Feral hogs may be killed or trapped year-round, by a landowner or anyone with the landowner’s permission (except anyone who has had his or her hunting license revoked).

On Public Land
Feral hogs may be killed by hunters who are hunting bear, deer or elk during a firearm season with weapons legal for those seasons. Hogs may also be taken incidentally with archery tackle from Nov. 1-Dec. 31, during open bear, deer and elk seasons on the WMAs listed below. Hunters must comply with all hunting license and permit requirements. Feral hogs killed on WMas can be taken for processing or left where they were shot. Dogs are not allowed for hunting feral hogs on WMAs. 

Feral hogs may not be hunted or possessed on any wildlife management area not listed.

Bearcat Hollow

Beaver Lake

Beryl Anthony Lower Ouachita

Big Lake

Big Timber


Blue Mountain

Buck Island

Buffalo National River

Camp Robinson SUA

Camp Robinson WMA

Caney Creek

Casey Jones


Crossett Experimental Forest

Cut-Off Creek


DeGray Lake

Departee Creek

De Queen Lake

Devil’s Knob Natural Area

Dr. Lester Sitzes III Bois D’Arc

Ed Gordon Point Remove

Freddie Black Choctaw Island Deer Research Area

Ft. Chaffee WMA

Galla Creek

Gene Rush

George H. Dunklin Jr. Bayou Meto

Greers Ferry Lake

Gum Flats

Harold E. Alexander Spring River

Henry Gray Hurricane Lake

Hope Upland

Howard County

J. Perry Mikles Blue Mountain SUA

Jack Mountain

Jamestown Independence County

Jim Kress

Jones Point

Lafayette County

Lake Greeson

Lee Creek

Little Bayou

Little River

Loafer’s Glory

McIIroy Madison County

Moro Big Pine Natural Area

Mt. Magazine

Muddy Creek

Nimrod Lloyd Millwood

Norfork Lake


Ozark Lake

Ozark National Forest WMA

Petit Jean River

Piney Creeks

Poison Springs



St. Francis National Forest

St. Francis Sunken Lands

Scott Henderson Gulf Mountain

Seven Devils

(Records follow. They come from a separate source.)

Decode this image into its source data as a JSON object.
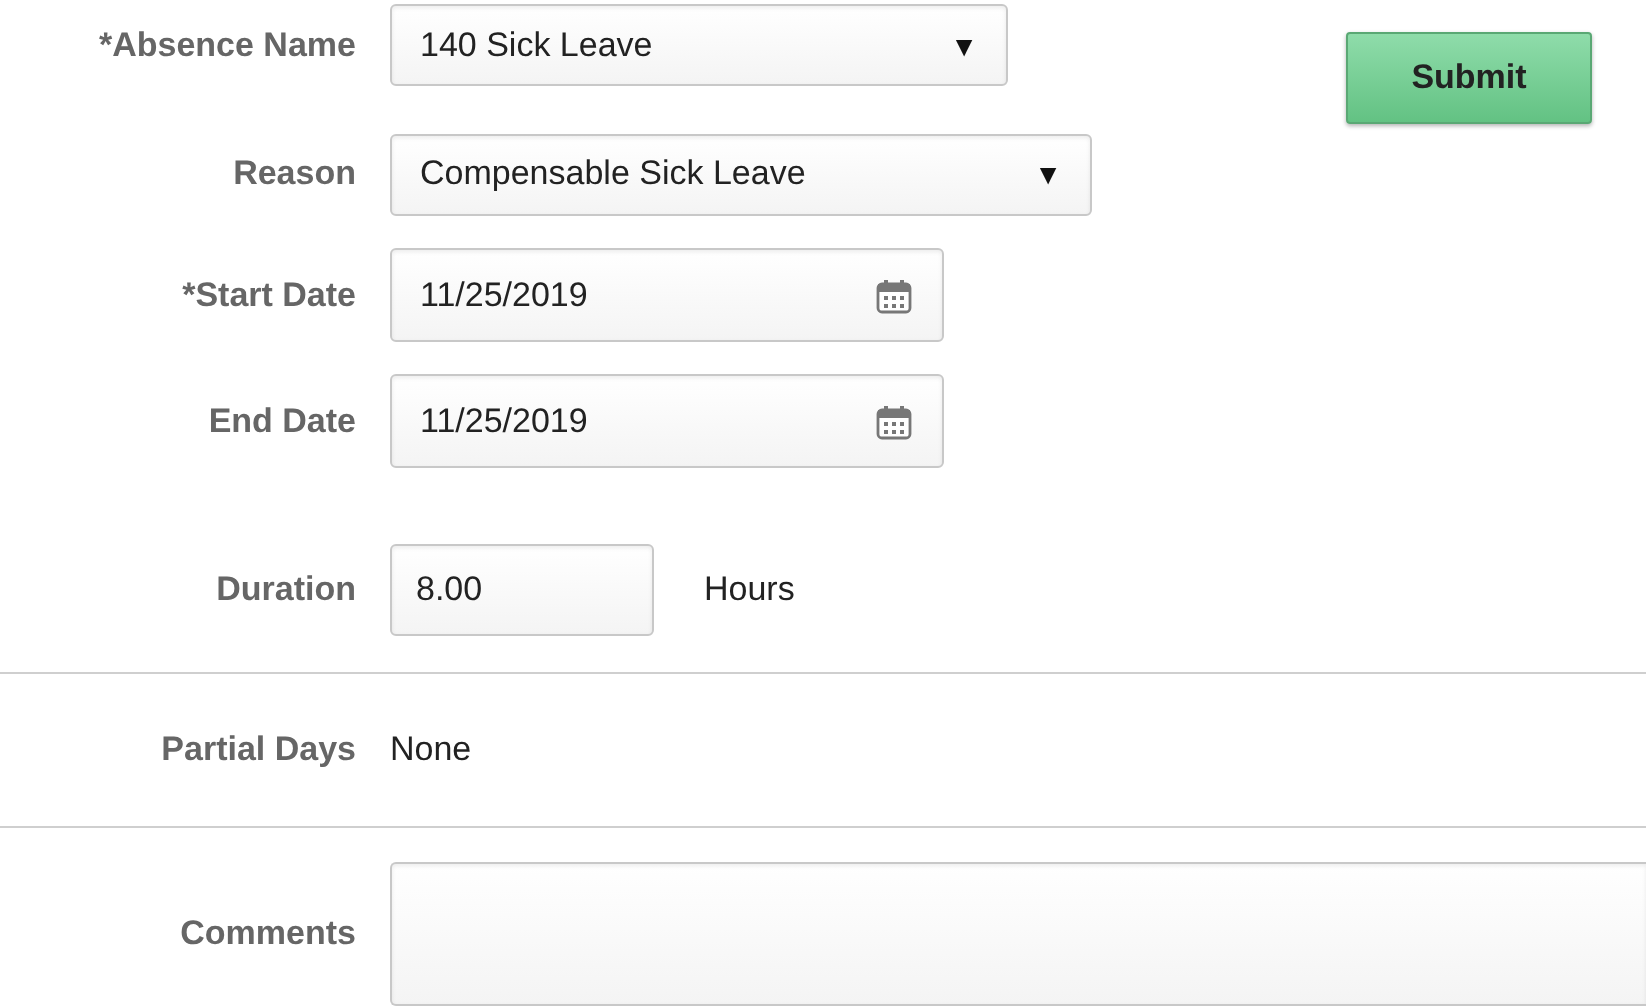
{
  "absence_name": {
    "label": "*Absence Name",
    "value": "140 Sick Leave",
    "caret": "▼"
  },
  "submit": {
    "label": "Submit"
  },
  "reason": {
    "label": "Reason",
    "value": "Compensable Sick Leave",
    "caret": "▼"
  },
  "start_date": {
    "label": "*Start Date",
    "value": "11/25/2019"
  },
  "end_date": {
    "label": "End Date",
    "value": "11/25/2019"
  },
  "duration": {
    "label": "Duration",
    "value": "8.00",
    "unit": "Hours"
  },
  "partial_days": {
    "label": "Partial Days",
    "value": "None"
  },
  "comments": {
    "label": "Comments"
  }
}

Shirey Bay Rainey Brake

Spring Bank

Steve N. Wilson Raft Creek Bottoms

Sulphur River


Trusten Holder

U of A Pine Tree Experimental Station WDA


White Rock